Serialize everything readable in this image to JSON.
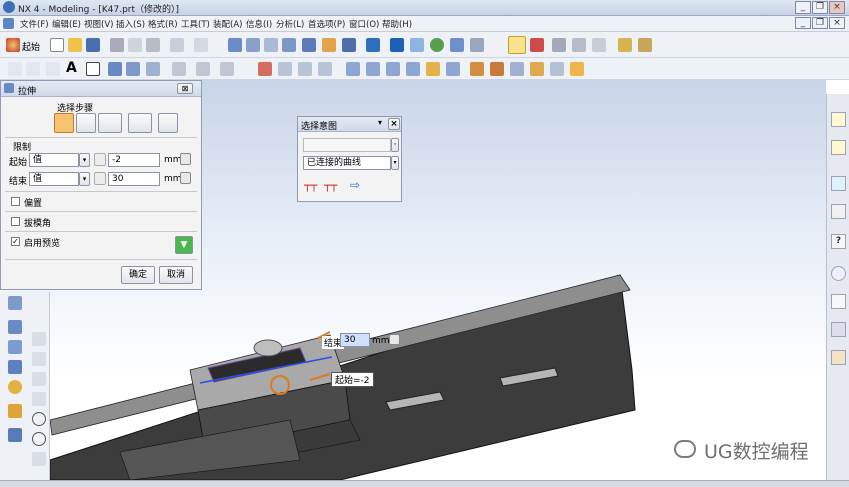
{
  "window": {
    "title": "NX 4 - Modeling - [K47.prt（修改的）]",
    "controls": [
      "_",
      "❐",
      "×"
    ],
    "inner_controls": [
      "_",
      "❐",
      "×"
    ]
  },
  "menu": [
    "文件(F)",
    "编辑(E)",
    "视图(V)",
    "插入(S)",
    "格式(R)",
    "工具(T)",
    "装配(A)",
    "信息(I)",
    "分析(L)",
    "首选项(P)",
    "窗口(O)",
    "帮助(H)"
  ],
  "toolbar": {
    "start_label": "起始"
  },
  "extrude_dialog": {
    "title": "拉伸",
    "section_select_steps": "选择步骤",
    "section_limits": "限制",
    "start_label": "起始",
    "start_type": "值",
    "start_value": "-2",
    "end_label": "结束",
    "end_type": "值",
    "end_value": "30",
    "unit": "mm",
    "offset_label": "偏置",
    "draft_label": "拔模角",
    "preview_label": "启用预览",
    "ok_label": "确定",
    "cancel_label": "取消"
  },
  "select_intent": {
    "title": "选择意图",
    "option_top": "",
    "option_curve": "已连接的曲线"
  },
  "handles": {
    "end_label": "结束",
    "end_value": "30",
    "unit": "mm",
    "start_tag": "起始=-2"
  },
  "watermark": "UG数控编程"
}
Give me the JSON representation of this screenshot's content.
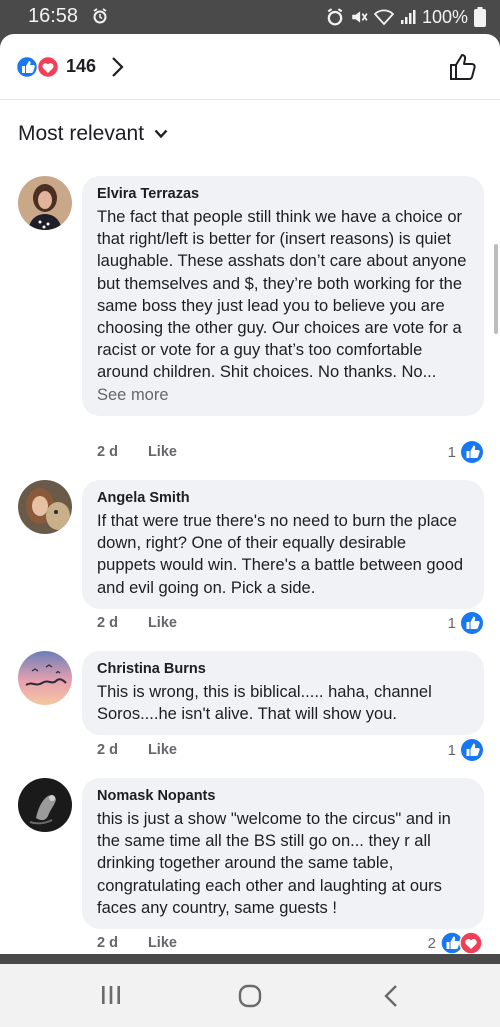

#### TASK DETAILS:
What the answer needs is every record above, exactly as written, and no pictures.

#### ANSWER FOR THIS EXERCISE:
Serialize everything readable in this image to JSON.
{
  "window": {
    "title": "NX 4 - Modeling - [K47.prt（修改的）]",
    "controls": [
      "_",
      "❐",
      "×"
    ],
    "inner_controls": [
      "_",
      "❐",
      "×"
    ]
  },
  "menu": [
    "文件(F)",
    "编辑(E)",
    "视图(V)",
    "插入(S)",
    "格式(R)",
    "工具(T)",
    "装配(A)",
    "信息(I)",
    "分析(L)",
    "首选项(P)",
    "窗口(O)",
    "帮助(H)"
  ],
  "toolbar": {
    "start_label": "起始"
  },
  "extrude_dialog": {
    "title": "拉伸",
    "section_select_steps": "选择步骤",
    "section_limits": "限制",
    "start_label": "起始",
    "start_type": "值",
    "start_value": "-2",
    "end_label": "结束",
    "end_type": "值",
    "end_value": "30",
    "unit": "mm",
    "offset_label": "偏置",
    "draft_label": "拔模角",
    "preview_label": "启用预览",
    "ok_label": "确定",
    "cancel_label": "取消"
  },
  "select_intent": {
    "title": "选择意图",
    "option_top": "",
    "option_curve": "已连接的曲线"
  },
  "handles": {
    "end_label": "结束",
    "end_value": "30",
    "unit": "mm",
    "start_tag": "起始=-2"
  },
  "watermark": "UG数控编程"
}
Give me the JSON representation of this screenshot's content.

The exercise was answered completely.